Future teleporting won't be about destroying one version of yourself and recreating it elsewhere (as used to be speculated in Star Trek) - it will be about quantum splitting of yourself into two places, with one of you branching off into the (very similar) multiverse, never to be met again. Quantum computers will make this cheap and simple - so much so that nearly everyone in a country with a modern economy will teleport daily to get to work, the shops, etc. It'll replace public transport, cars, airlines, etc. The biggest problem will be limiting the numbers wanting to get to popular destinations. You just have a home portal, and all major buildings will have there's at the entrance.Update: here's a thread that talks about how "teleportation ethics" has been raised in both Star Trek and other science fiction stories and novels. But it's based on the problem being that the original person being destroyed or disassembled in the process of being re-constituted somewhere else.

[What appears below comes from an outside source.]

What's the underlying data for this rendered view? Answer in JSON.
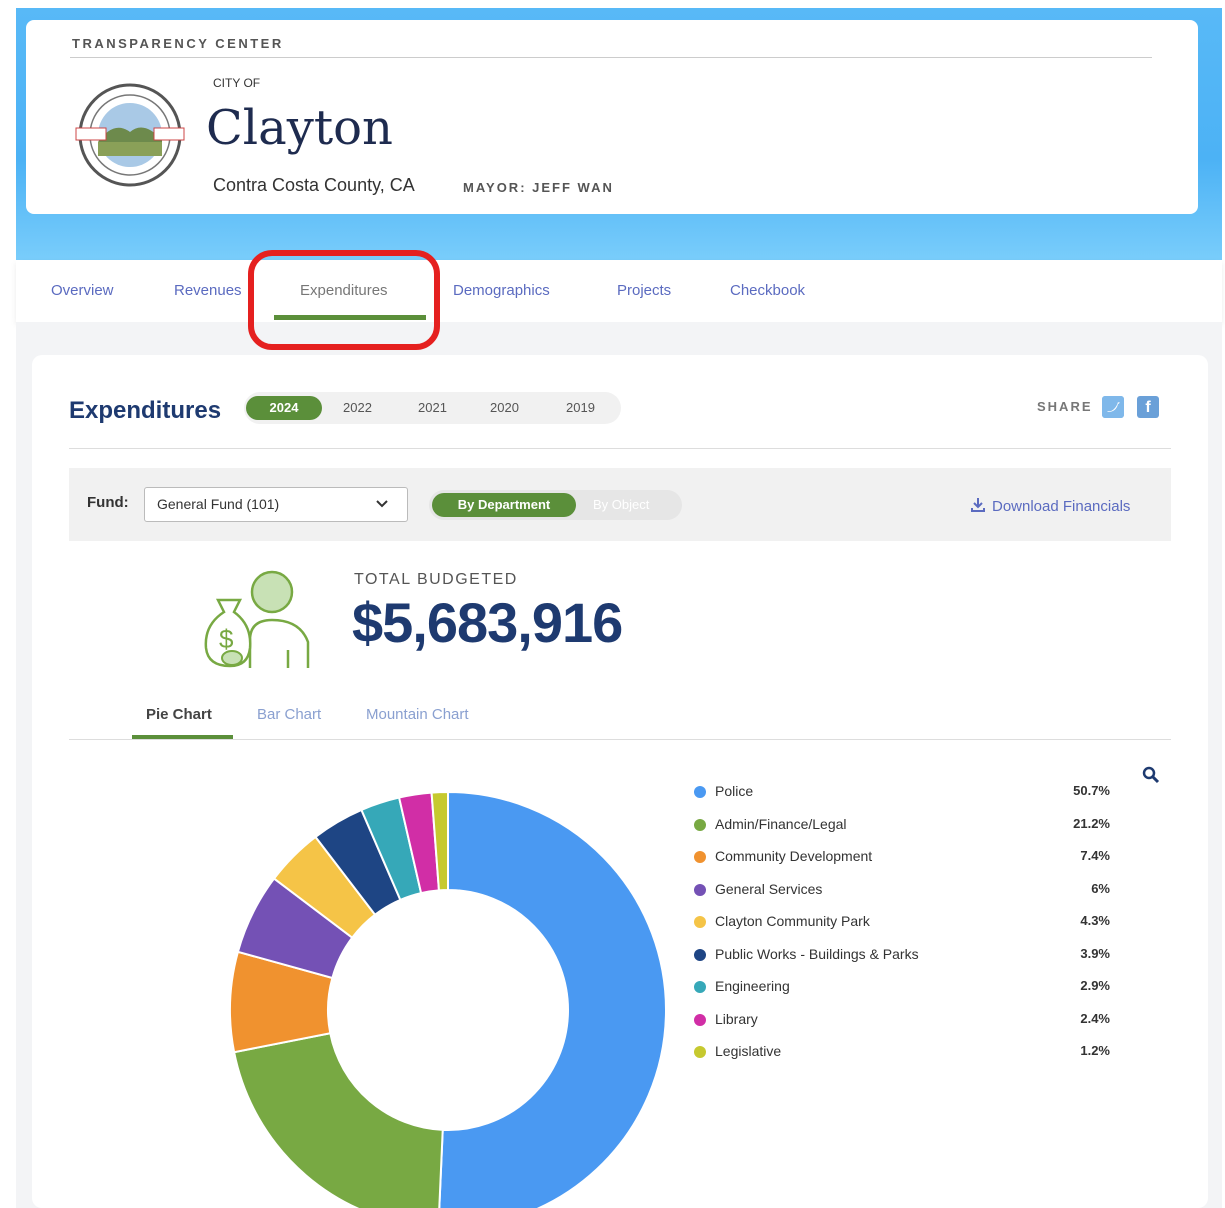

One day, however, the Google controlled Universal Teleporting System breaks down (possibly via interference from another universe.) The quantum duplicates and the original stay in the same universe, every time a person teleports. Given that (say) a quarter of the world's population teleports at least once daily (many several times a day), within the space of a few hours, the world's population has doubled, with some people finding multiple copies of themselves turning up at their front door, not expecting to find themselves already home.
How does the world deal with this?
My prompt isn't worried about that - as the explanation for teleporting will be that the other "you" has gone on to live in another universe - one nearly identical to your own, and the universe if quantum branching all the time anyway, so what's the harm in that?